False color composite image of the Orion Nebula as seen by the Hubble and Spitzer Space Telescopes. Click here for original source URL.
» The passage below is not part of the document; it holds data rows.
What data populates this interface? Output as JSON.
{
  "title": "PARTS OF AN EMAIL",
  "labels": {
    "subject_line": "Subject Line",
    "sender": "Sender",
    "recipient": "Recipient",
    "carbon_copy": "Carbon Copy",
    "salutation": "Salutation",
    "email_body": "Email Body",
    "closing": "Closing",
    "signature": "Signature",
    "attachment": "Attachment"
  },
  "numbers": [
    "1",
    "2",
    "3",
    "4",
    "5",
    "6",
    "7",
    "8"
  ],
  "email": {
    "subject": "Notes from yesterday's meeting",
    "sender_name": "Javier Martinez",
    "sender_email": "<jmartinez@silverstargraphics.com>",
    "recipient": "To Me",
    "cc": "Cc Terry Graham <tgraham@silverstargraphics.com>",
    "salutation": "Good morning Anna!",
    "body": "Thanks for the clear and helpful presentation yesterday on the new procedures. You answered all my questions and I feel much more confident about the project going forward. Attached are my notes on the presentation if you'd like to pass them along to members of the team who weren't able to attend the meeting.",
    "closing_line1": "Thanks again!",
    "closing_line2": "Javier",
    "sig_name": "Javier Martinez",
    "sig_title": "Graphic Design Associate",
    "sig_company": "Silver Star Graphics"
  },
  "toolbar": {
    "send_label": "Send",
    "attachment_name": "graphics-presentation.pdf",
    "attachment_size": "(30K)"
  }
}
False color can be misleading, because it does not necessarily contain any physical information. For this reason, optical astronomers prefer to use "true color" images, though many texts and magazines are full of false color imagery. "True color" is in quotes because at some level of detail it is difficult to reproduce all the nuances of natural color, especially in faint objects. Scientists working at the Space Telescope Science Institute made a conscious decision long ago to give Hubble Space Telescope images as much fidelity as possible to what the eye would see. So when you see HST images, especially from the "Hubble Heritage" project, their colors are quite realistic. How can we use a CCD to make a "true color" image? As with photography, this is done by combining two or three CCD exposures through different color filters into one final color image. Images made at wavelengths outside the visible spectrum are by definition "false color", since the eye cannot detect these types of radiation! However, some attempt is made to adhere to the sense of the electromagnetic spectrum, so that longer infrared wavelengths are shown in red and shorter infrared wavelengths are shown in blue, for example.